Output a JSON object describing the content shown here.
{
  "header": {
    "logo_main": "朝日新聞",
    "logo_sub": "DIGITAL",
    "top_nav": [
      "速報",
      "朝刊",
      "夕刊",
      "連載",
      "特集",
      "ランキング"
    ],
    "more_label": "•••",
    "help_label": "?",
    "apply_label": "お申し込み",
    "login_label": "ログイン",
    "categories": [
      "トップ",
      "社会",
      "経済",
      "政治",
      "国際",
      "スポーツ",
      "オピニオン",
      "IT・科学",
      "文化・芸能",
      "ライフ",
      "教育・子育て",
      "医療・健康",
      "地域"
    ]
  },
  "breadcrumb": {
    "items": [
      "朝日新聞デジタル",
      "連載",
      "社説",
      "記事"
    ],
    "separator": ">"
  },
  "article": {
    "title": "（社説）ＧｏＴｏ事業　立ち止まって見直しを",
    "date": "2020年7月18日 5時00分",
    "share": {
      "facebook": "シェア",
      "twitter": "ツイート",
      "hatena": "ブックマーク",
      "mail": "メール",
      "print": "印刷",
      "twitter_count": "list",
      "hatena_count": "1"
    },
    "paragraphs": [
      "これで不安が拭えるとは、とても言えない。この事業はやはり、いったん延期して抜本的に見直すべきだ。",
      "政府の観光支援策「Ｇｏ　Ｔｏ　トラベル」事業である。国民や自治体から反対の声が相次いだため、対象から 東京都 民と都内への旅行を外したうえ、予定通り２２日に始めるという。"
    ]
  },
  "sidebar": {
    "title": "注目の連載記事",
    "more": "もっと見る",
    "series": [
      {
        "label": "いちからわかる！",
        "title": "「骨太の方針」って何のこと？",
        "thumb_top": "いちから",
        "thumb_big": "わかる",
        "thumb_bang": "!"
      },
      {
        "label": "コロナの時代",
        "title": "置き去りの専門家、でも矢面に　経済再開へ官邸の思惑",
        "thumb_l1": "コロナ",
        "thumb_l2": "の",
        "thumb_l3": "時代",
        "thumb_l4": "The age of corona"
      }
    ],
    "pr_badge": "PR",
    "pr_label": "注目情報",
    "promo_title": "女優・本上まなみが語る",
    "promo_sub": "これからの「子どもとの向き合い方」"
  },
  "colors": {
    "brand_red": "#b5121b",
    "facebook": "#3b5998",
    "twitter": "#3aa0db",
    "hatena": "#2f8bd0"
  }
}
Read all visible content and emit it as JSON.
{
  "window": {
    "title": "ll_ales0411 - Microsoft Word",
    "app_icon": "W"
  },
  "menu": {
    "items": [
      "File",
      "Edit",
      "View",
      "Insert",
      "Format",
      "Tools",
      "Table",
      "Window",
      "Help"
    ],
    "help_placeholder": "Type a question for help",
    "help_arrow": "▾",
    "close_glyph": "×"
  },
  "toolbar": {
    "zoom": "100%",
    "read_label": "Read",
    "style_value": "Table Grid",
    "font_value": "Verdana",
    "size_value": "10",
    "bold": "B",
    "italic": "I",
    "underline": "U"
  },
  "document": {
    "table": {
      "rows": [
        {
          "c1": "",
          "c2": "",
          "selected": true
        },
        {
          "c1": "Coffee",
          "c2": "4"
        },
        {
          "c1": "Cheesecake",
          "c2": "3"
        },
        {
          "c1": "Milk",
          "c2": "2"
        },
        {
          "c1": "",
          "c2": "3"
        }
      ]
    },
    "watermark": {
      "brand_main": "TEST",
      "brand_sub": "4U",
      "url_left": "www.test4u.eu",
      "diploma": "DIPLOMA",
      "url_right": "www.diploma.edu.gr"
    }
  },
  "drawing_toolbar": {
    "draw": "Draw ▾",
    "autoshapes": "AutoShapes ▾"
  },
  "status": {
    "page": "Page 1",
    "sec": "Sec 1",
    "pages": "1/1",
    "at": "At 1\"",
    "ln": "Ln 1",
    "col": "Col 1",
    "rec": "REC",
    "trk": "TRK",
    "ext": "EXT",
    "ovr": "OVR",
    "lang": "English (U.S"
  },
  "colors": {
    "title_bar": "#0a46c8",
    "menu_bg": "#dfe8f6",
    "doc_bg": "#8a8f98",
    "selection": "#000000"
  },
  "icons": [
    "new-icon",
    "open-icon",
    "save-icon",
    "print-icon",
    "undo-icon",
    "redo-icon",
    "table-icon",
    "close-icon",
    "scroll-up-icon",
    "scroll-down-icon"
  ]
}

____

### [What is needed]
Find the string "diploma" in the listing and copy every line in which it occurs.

### [Answer space]
      "diploma": "DIPLOMA",
      "url_right": "www.diploma.edu.gr"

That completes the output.